:: BRIEF ::
Omitting all pictures, retype the entries below exactly as given.

·····

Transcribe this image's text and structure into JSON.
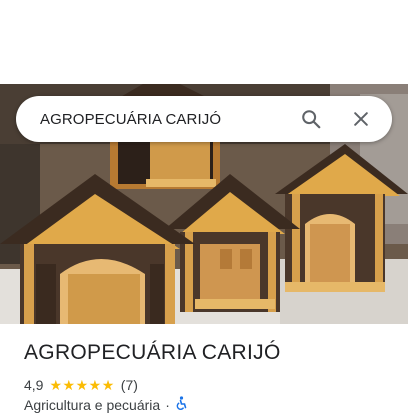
{
  "search": {
    "query": "AGROPECUÁRIA CARIJÓ"
  },
  "place": {
    "name": "AGROPECUÁRIA CARIJÓ",
    "rating": "4,9",
    "stars": 5,
    "review_count": "(7)",
    "category": "Agricultura e pecuária",
    "separator": "·"
  },
  "icons": {
    "search": "search-icon",
    "close": "close-icon",
    "accessibility": "wheelchair-icon"
  },
  "colors": {
    "star": "#fbbc04",
    "accessibility": "#1a73e8",
    "text": "#202124"
  }
}
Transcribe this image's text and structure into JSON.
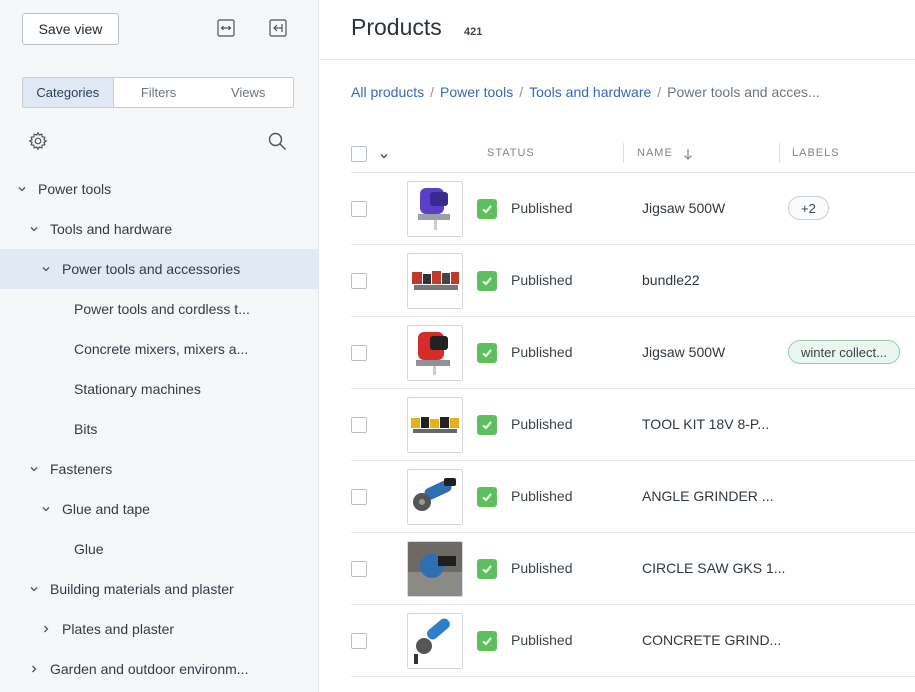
{
  "sidebar": {
    "save_view_label": "Save view",
    "tabs": [
      {
        "label": "Categories",
        "active": true
      },
      {
        "label": "Filters",
        "active": false
      },
      {
        "label": "Views",
        "active": false
      }
    ],
    "tree": [
      {
        "label": "Power tools",
        "level": 0,
        "chevron": "down",
        "selected": false
      },
      {
        "label": "Tools and hardware",
        "level": 1,
        "chevron": "down",
        "selected": false
      },
      {
        "label": "Power tools and accessories",
        "level": 2,
        "chevron": "down",
        "selected": true
      },
      {
        "label": "Power tools and cordless t...",
        "level": 3,
        "chevron": "none",
        "selected": false
      },
      {
        "label": "Concrete mixers, mixers a...",
        "level": 3,
        "chevron": "none",
        "selected": false
      },
      {
        "label": "Stationary machines",
        "level": 3,
        "chevron": "none",
        "selected": false
      },
      {
        "label": "Bits",
        "level": 3,
        "chevron": "none",
        "selected": false
      },
      {
        "label": "Fasteners",
        "level": 1,
        "chevron": "down",
        "selected": false
      },
      {
        "label": "Glue and tape",
        "level": 2,
        "chevron": "down",
        "selected": false
      },
      {
        "label": "Glue",
        "level": 3,
        "chevron": "none",
        "selected": false
      },
      {
        "label": "Building materials and plaster",
        "level": 1,
        "chevron": "down",
        "selected": false
      },
      {
        "label": "Plates and plaster",
        "level": 2,
        "chevron": "right",
        "selected": false
      },
      {
        "label": "Garden and outdoor environm...",
        "level": 1,
        "chevron": "right",
        "selected": false
      }
    ]
  },
  "header": {
    "title": "Products",
    "count": "421"
  },
  "breadcrumb": {
    "links": [
      "All products",
      "Power tools",
      "Tools and hardware"
    ],
    "current": "Power tools and acces...",
    "separator": "/"
  },
  "table": {
    "columns": {
      "status": "STATUS",
      "name": "NAME",
      "labels": "LABELS"
    },
    "rows": [
      {
        "status": "Published",
        "name": "Jigsaw 500W",
        "label": "+2",
        "label_style": "grey",
        "thumb": "jigsaw-purple"
      },
      {
        "status": "Published",
        "name": "bundle22",
        "label": "",
        "label_style": "",
        "thumb": "tool-bundle"
      },
      {
        "status": "Published",
        "name": "Jigsaw 500W",
        "label": "winter collect...",
        "label_style": "green",
        "thumb": "jigsaw-red"
      },
      {
        "status": "Published",
        "name": "TOOL KIT 18V 8-P...",
        "label": "",
        "label_style": "",
        "thumb": "tool-kit"
      },
      {
        "status": "Published",
        "name": "ANGLE GRINDER ...",
        "label": "",
        "label_style": "",
        "thumb": "angle-grinder"
      },
      {
        "status": "Published",
        "name": "CIRCLE SAW GKS 1...",
        "label": "",
        "label_style": "",
        "thumb": "circle-saw"
      },
      {
        "status": "Published",
        "name": "CONCRETE GRIND...",
        "label": "",
        "label_style": "",
        "thumb": "concrete-grinder"
      }
    ]
  },
  "colors": {
    "accent": "#3568b8",
    "selected_bg": "#e1e9f4",
    "published_green": "#5cc05c"
  }
}
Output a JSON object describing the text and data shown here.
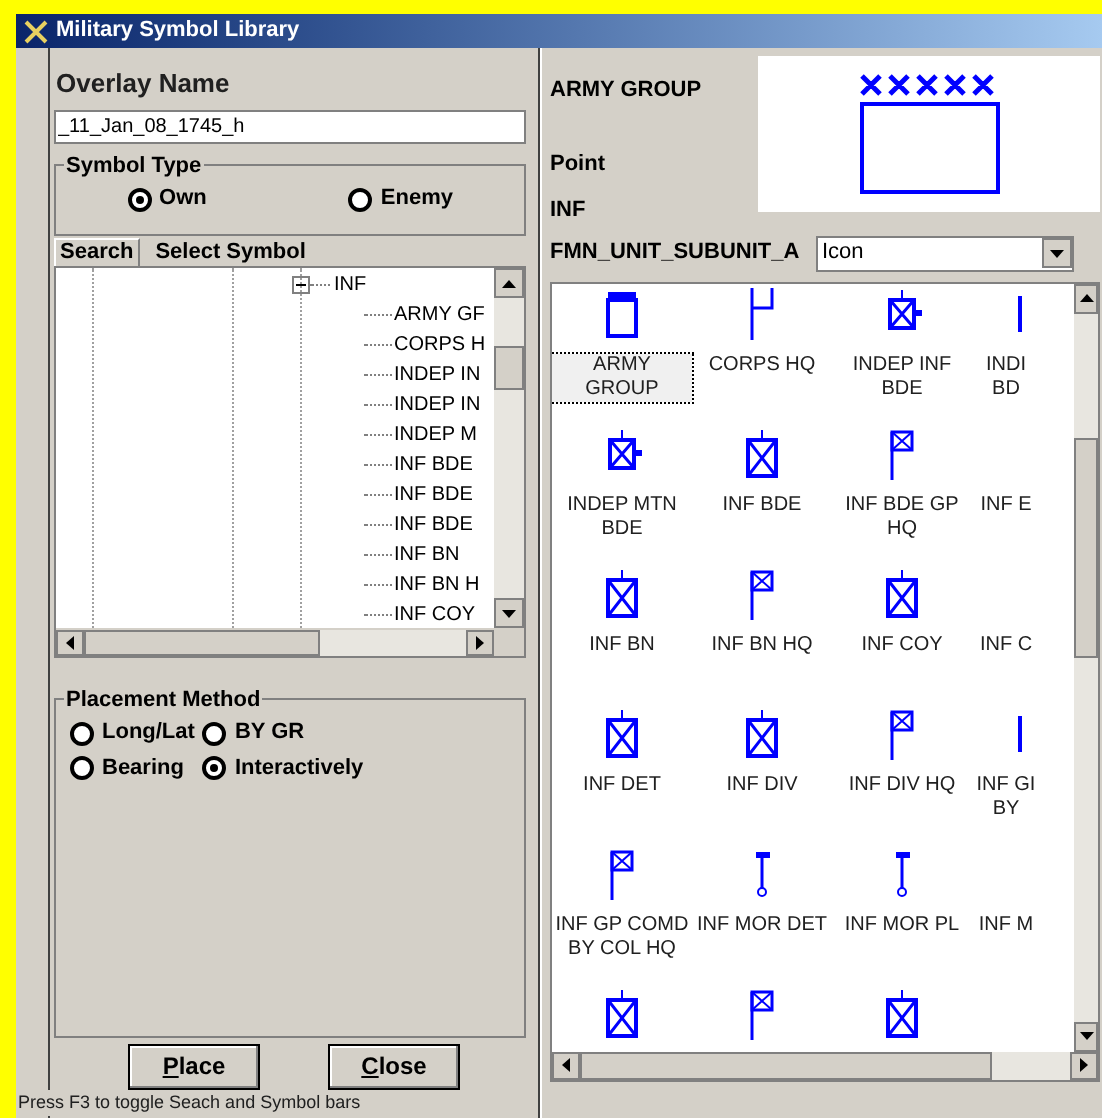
{
  "window": {
    "title": "Military Symbol Library"
  },
  "overlay": {
    "label": "Overlay Name",
    "value": "_11_Jan_08_1745_h"
  },
  "symbol_type": {
    "label": "Symbol Type",
    "options": [
      {
        "label": "Own",
        "selected": true
      },
      {
        "label": "Enemy",
        "selected": false
      }
    ]
  },
  "tabs": [
    {
      "label": "Search",
      "selected": true
    },
    {
      "label": "Select Symbol",
      "selected": false
    }
  ],
  "tree": [
    {
      "label": "INF",
      "expanded": true,
      "children": [
        {
          "label": "ARMY GF"
        },
        {
          "label": "CORPS H"
        },
        {
          "label": "INDEP IN"
        },
        {
          "label": "INDEP IN"
        },
        {
          "label": "INDEP M"
        },
        {
          "label": "INF BDE"
        },
        {
          "label": "INF BDE"
        },
        {
          "label": "INF BDE"
        },
        {
          "label": "INF BN"
        },
        {
          "label": "INF BN H"
        },
        {
          "label": "INF COY"
        }
      ]
    }
  ],
  "placement": {
    "label": "Placement Method",
    "options": [
      {
        "label": "Long/Lat",
        "selected": false
      },
      {
        "label": "BY GR",
        "selected": false
      },
      {
        "label": "Bearing",
        "selected": false
      },
      {
        "label": "Interactively",
        "selected": true
      }
    ]
  },
  "buttons": [
    {
      "label": "Place"
    },
    {
      "label": "Close"
    }
  ],
  "status_bar": "Press F3 to toggle Seach and Symbol  bars",
  "details": {
    "name": "ARMY GROUP",
    "type": "Point",
    "category": "INF",
    "field_label": "FMN_UNIT_SUBUNIT_A",
    "view": "Icon"
  },
  "symbols": [
    {
      "label": "ARMY GROUP",
      "kind": "group",
      "selected": true
    },
    {
      "label": "CORPS HQ",
      "kind": "flag-plain",
      "selected": false
    },
    {
      "label": "INDEP INF BDE",
      "kind": "indep",
      "selected": false
    },
    {
      "label": "INDI BD",
      "kind": "hq-bar",
      "selected": false
    },
    {
      "label": "INDEP MTN BDE",
      "kind": "indep",
      "selected": false
    },
    {
      "label": "INF BDE",
      "kind": "unit",
      "selected": false
    },
    {
      "label": "INF BDE GP HQ",
      "kind": "flag",
      "selected": false
    },
    {
      "label": "INF E",
      "kind": "none",
      "selected": false
    },
    {
      "label": "INF BN",
      "kind": "unit",
      "selected": false
    },
    {
      "label": "INF BN HQ",
      "kind": "flag",
      "selected": false
    },
    {
      "label": "INF COY",
      "kind": "unit",
      "selected": false
    },
    {
      "label": "INF C",
      "kind": "none",
      "selected": false
    },
    {
      "label": "INF DET",
      "kind": "unit",
      "selected": false
    },
    {
      "label": "INF DIV",
      "kind": "unit",
      "selected": false
    },
    {
      "label": "INF DIV HQ",
      "kind": "flag",
      "selected": false
    },
    {
      "label": "INF GI BY",
      "kind": "hq-bar",
      "selected": false
    },
    {
      "label": "INF GP COMD BY COL HQ",
      "kind": "flag",
      "selected": false
    },
    {
      "label": "INF MOR DET",
      "kind": "mortar",
      "selected": false
    },
    {
      "label": "INF MOR PL",
      "kind": "mortar",
      "selected": false
    },
    {
      "label": "INF M",
      "kind": "none",
      "selected": false
    },
    {
      "kind": "unit",
      "selected": false
    },
    {
      "kind": "flag",
      "selected": false
    },
    {
      "kind": "unit",
      "selected": false
    }
  ]
}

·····

:: TASK ANSWER ::
Transcribe this image's text and structure into JSON.
{
  "search": {
    "query": "AGROPECUÁRIA CARIJÓ"
  },
  "place": {
    "name": "AGROPECUÁRIA CARIJÓ",
    "rating": "4,9",
    "stars": 5,
    "review_count": "(7)",
    "category": "Agricultura e pecuária",
    "separator": "·"
  },
  "icons": {
    "search": "search-icon",
    "close": "close-icon",
    "accessibility": "wheelchair-icon"
  },
  "colors": {
    "star": "#fbbc04",
    "accessibility": "#1a73e8",
    "text": "#202124"
  }
}
Transcribe this image's text and structure into JSON.
{
  "sidebar": {
    "save_view_label": "Save view",
    "tabs": [
      {
        "label": "Categories",
        "active": true
      },
      {
        "label": "Filters",
        "active": false
      },
      {
        "label": "Views",
        "active": false
      }
    ],
    "tree": [
      {
        "label": "Power tools",
        "level": 0,
        "chevron": "down",
        "selected": false
      },
      {
        "label": "Tools and hardware",
        "level": 1,
        "chevron": "down",
        "selected": false
      },
      {
        "label": "Power tools and accessories",
        "level": 2,
        "chevron": "down",
        "selected": true
      },
      {
        "label": "Power tools and cordless t...",
        "level": 3,
        "chevron": "none",
        "selected": false
      },
      {
        "label": "Concrete mixers, mixers a...",
        "level": 3,
        "chevron": "none",
        "selected": false
      },
      {
        "label": "Stationary machines",
        "level": 3,
        "chevron": "none",
        "selected": false
      },
      {
        "label": "Bits",
        "level": 3,
        "chevron": "none",
        "selected": false
      },
      {
        "label": "Fasteners",
        "level": 1,
        "chevron": "down",
        "selected": false
      },
      {
        "label": "Glue and tape",
        "level": 2,
        "chevron": "down",
        "selected": false
      },
      {
        "label": "Glue",
        "level": 3,
        "chevron": "none",
        "selected": false
      },
      {
        "label": "Building materials and plaster",
        "level": 1,
        "chevron": "down",
        "selected": false
      },
      {
        "label": "Plates and plaster",
        "level": 2,
        "chevron": "right",
        "selected": false
      },
      {
        "label": "Garden and outdoor environm...",
        "level": 1,
        "chevron": "right",
        "selected": false
      }
    ]
  },
  "header": {
    "title": "Products",
    "count": "421"
  },
  "breadcrumb": {
    "links": [
      "All products",
      "Power tools",
      "Tools and hardware"
    ],
    "current": "Power tools and acces...",
    "separator": "/"
  },
  "table": {
    "columns": {
      "status": "STATUS",
      "name": "NAME",
      "labels": "LABELS"
    },
    "rows": [
      {
        "status": "Published",
        "name": "Jigsaw 500W",
        "label": "+2",
        "label_style": "grey",
        "thumb": "jigsaw-purple"
      },
      {
        "status": "Published",
        "name": "bundle22",
        "label": "",
        "label_style": "",
        "thumb": "tool-bundle"
      },
      {
        "status": "Published",
        "name": "Jigsaw 500W",
        "label": "winter collect...",
        "label_style": "green",
        "thumb": "jigsaw-red"
      },
      {
        "status": "Published",
        "name": "TOOL KIT 18V 8-P...",
        "label": "",
        "label_style": "",
        "thumb": "tool-kit"
      },
      {
        "status": "Published",
        "name": "ANGLE GRINDER ...",
        "label": "",
        "label_style": "",
        "thumb": "angle-grinder"
      },
      {
        "status": "Published",
        "name": "CIRCLE SAW GKS 1...",
        "label": "",
        "label_style": "",
        "thumb": "circle-saw"
      },
      {
        "status": "Published",
        "name": "CONCRETE GRIND...",
        "label": "",
        "label_style": "",
        "thumb": "concrete-grinder"
      }
    ]
  },
  "colors": {
    "accent": "#3568b8",
    "selected_bg": "#e1e9f4",
    "published_green": "#5cc05c"
  }
}
Output a JSON object describing the text and data shown here.
{
  "window": {
    "title": "Military Symbol Library"
  },
  "overlay": {
    "label": "Overlay Name",
    "value": "_11_Jan_08_1745_h"
  },
  "symbol_type": {
    "label": "Symbol Type",
    "options": [
      {
        "label": "Own",
        "selected": true
      },
      {
        "label": "Enemy",
        "selected": false
      }
    ]
  },
  "tabs": [
    {
      "label": "Search",
      "selected": true
    },
    {
      "label": "Select Symbol",
      "selected": false
    }
  ],
  "tree": [
    {
      "label": "INF",
      "expanded": true,
      "children": [
        {
          "label": "ARMY GF"
        },
        {
          "label": "CORPS H"
        },
        {
          "label": "INDEP IN"
        },
        {
          "label": "INDEP IN"
        },
        {
          "label": "INDEP M"
        },
        {
          "label": "INF BDE"
        },
        {
          "label": "INF BDE"
        },
        {
          "label": "INF BDE"
        },
        {
          "label": "INF BN"
        },
        {
          "label": "INF BN H"
        },
        {
          "label": "INF COY"
        }
      ]
    }
  ],
  "placement": {
    "label": "Placement Method",
    "options": [
      {
        "label": "Long/Lat",
        "selected": false
      },
      {
        "label": "BY GR",
        "selected": false
      },
      {
        "label": "Bearing",
        "selected": false
      },
      {
        "label": "Interactively",
        "selected": true
      }
    ]
  },
  "buttons": [
    {
      "label": "Place"
    },
    {
      "label": "Close"
    }
  ],
  "status_bar": "Press F3 to toggle Seach and Symbol  bars",
  "details": {
    "name": "ARMY GROUP",
    "type": "Point",
    "category": "INF",
    "field_label": "FMN_UNIT_SUBUNIT_A",
    "view": "Icon"
  },
  "symbols": [
    {
      "label": "ARMY GROUP",
      "kind": "group",
      "selected": true
    },
    {
      "label": "CORPS HQ",
      "kind": "flag-plain",
      "selected": false
    },
    {
      "label": "INDEP INF BDE",
      "kind": "indep",
      "selected": false
    },
    {
      "label": "INDI BD",
      "kind": "hq-bar",
      "selected": false
    },
    {
      "label": "INDEP MTN BDE",
      "kind": "indep",
      "selected": false
    },
    {
      "label": "INF BDE",
      "kind": "unit",
      "selected": false
    },
    {
      "label": "INF BDE GP HQ",
      "kind": "flag",
      "selected": false
    },
    {
      "label": "INF E",
      "kind": "none",
      "selected": false
    },
    {
      "label": "INF BN",
      "kind": "unit",
      "selected": false
    },
    {
      "label": "INF BN HQ",
      "kind": "flag",
      "selected": false
    },
    {
      "label": "INF COY",
      "kind": "unit",
      "selected": false
    },
    {
      "label": "INF C",
      "kind": "none",
      "selected": false
    },
    {
      "label": "INF DET",
      "kind": "unit",
      "selected": false
    },
    {
      "label": "INF DIV",
      "kind": "unit",
      "selected": false
    },
    {
      "label": "INF DIV HQ",
      "kind": "flag",
      "selected": false
    },
    {
      "label": "INF GI BY",
      "kind": "hq-bar",
      "selected": false
    },
    {
      "label": "INF GP COMD BY COL HQ",
      "kind": "flag",
      "selected": false
    },
    {
      "label": "INF MOR DET",
      "kind": "mortar",
      "selected": false
    },
    {
      "label": "INF MOR PL",
      "kind": "mortar",
      "selected": false
    },
    {
      "label": "INF M",
      "kind": "none",
      "selected": false
    },
    {
      "kind": "unit",
      "selected": false
    },
    {
      "kind": "flag",
      "selected": false
    },
    {
      "kind": "unit",
      "selected": false
    }
  ]
}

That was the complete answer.